Lesson 75c Praise that can lead to harm – Sitting amongst slanderers
Please verbalize or
have in mind that you are studying this material as a merit for a specific
single and/or Jewish singles throughout the world.
Praise that can
lead to harm
- You mentioned that praising someone in a way that will
cause him harm, is considered avak loshon horah (the dust of loshon
horah). Can you provide some examples of that?
- Sure. If you were a guest at someone’s home and you then
go and publicly praise your host for his warm hospitality, you may be
causing him harm. Upon hearing about his hospitality, many people,
riffraff amongst them, might subsequently flock to his door for the same outstanding
hospitality that you received, and thereby financially drain this fellow.
Similarly, if someone lent you money, it would be wrong for you to go and
publicize it; as you can be causing your benefactor significant harm. Shady
characters might find their way to his door and beseech him for a loan as
well, in a way that might be difficult for him to refuse.
- In Shul, I sit near people who speak loshon horah. I
often find myself listening in to their slanderous conversations. What am
I to do?
- It is forbidden for you to sit near such people; even if
you don’t intend to believe their words, since listening itself is a sin.
Additionally, it can cause you to develop that same bad trait. Also,
consider all the Amens, Yehai shemai rabbas, barichu, and all the other
important parts of davening you will be missing as a result. Similarly,
it is forbidden to live in a neighborhood of loshon horah speakers.
This section is
formatted as a conversation between Oded and Menaseh. Oded is encouraging his
friend Menaseh to be more careful in guarding his tongue from evil speech.

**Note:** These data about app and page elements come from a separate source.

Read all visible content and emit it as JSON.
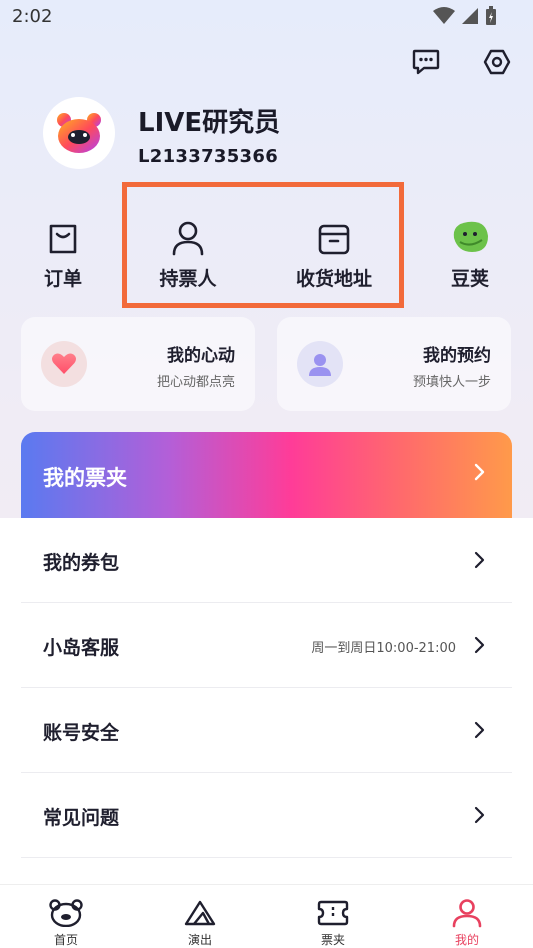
{
  "status_bar": {
    "time": "2:02"
  },
  "header": {
    "message_icon": "message-icon",
    "settings_icon": "settings-icon"
  },
  "profile": {
    "name": "LIVE研究员",
    "id": "L2133735366"
  },
  "quick_actions": [
    {
      "label": "订单",
      "icon": "bag-icon"
    },
    {
      "label": "持票人",
      "icon": "person-icon"
    },
    {
      "label": "收货地址",
      "icon": "box-icon"
    },
    {
      "label": "豆荚",
      "icon": "bean-icon"
    }
  ],
  "cards": [
    {
      "title": "我的心动",
      "subtitle": "把心动都点亮",
      "icon": "heart-icon"
    },
    {
      "title": "我的预约",
      "subtitle": "预填快人一步",
      "icon": "user-circle-icon"
    }
  ],
  "ticket_banner": {
    "title": "我的票夹"
  },
  "menu": [
    {
      "label": "我的券包",
      "value": ""
    },
    {
      "label": "小岛客服",
      "value": "周一到周日10:00-21:00"
    },
    {
      "label": "账号安全",
      "value": ""
    },
    {
      "label": "常见问题",
      "value": ""
    }
  ],
  "bottom_nav": [
    {
      "label": "首页",
      "icon": "bear-icon",
      "active": false
    },
    {
      "label": "演出",
      "icon": "mountain-icon",
      "active": false
    },
    {
      "label": "票夹",
      "icon": "ticket-icon",
      "active": false
    },
    {
      "label": "我的",
      "icon": "profile-icon",
      "active": true
    }
  ],
  "colors": {
    "accent": "#e8415f",
    "highlight_border": "#f26a3a"
  }
}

The
thoughts in this section are primarily based on the sefer, Shmiras Haloshon.
Menaseh: You mentioned yesterday that one of the snake’s
punishments for speaking loshon horah was that his diet will be dust. You
explained how the other punishments of the snake, i.e. being hated by all and
losing the ability to speak; would happen to anyone who speaks loshon horah.
How would this punishment of eating dust apply to human loshon horah speakers?
Oded: A person who speaks loshon horah can be
punished with poverty. The Sefer Hakoneh writes that the punishment for loshon
horah is tzoras. However, one who does not get punished with tzoras is liable
to be punished with poverty, the equivalent of tzoras in that he is at the
mercy of others.
Menaseh: So you’re saying that poverty is equivalent
to the snake eating dust?
Oded: Correct. Many people seek segulos and brachos
from gedolim for success in parnassa but often none of that will help.
Oded: Because as long as they engage in loshon horah
there is a blockage. There is a curse in the Torah for one who speaks loshon
Menaseh: Which curse is that?
Oded: In Parshas Ki Savo it states: “cursed is the
one who hits his friend in a concealed fashion”. The curse didn’t come out of
the mouth of one person but rather with the agreement of the entire Klal
Menaseh: So if I understand you correctly guarding
ones tongue from loshon horah is a more powerful merit for parnassa than all
the segulos and brachos.
Oded: Absolutely! And certainly not to cause direct
financial harm to our friends which is also a cause for losing ones
possessions. Know that all the curses mentioned were preceded by brochos.
Therefore, there was a special brocha given and agreed upon by all of Klal
Yisroel to one who does not hit is friend in a concealed fashion. That is a
very powerful brocha for success but of course it depends on us not harming our
friend verbally or otherwise.
If you have any
questions regarding these lessons, feel free to contact Rabbi Faivel Adelman clicking here.
If you know others
who would appreciate this program, please encourage them to join. The more
people participating, the greater the zechus! In addition, you will have a
share in the merit of anyone who improves their speech as a result of you
signing them onto this program!!
1) Sefer Chofetz Chaim Sec. 1 Chap. 9 Par. 3
2) Sefer Chofetz Chaim Sec. 1 Chap. 9 Par. 4 and note
Sefer Shmiras Haloshon Section 2 Chap. 9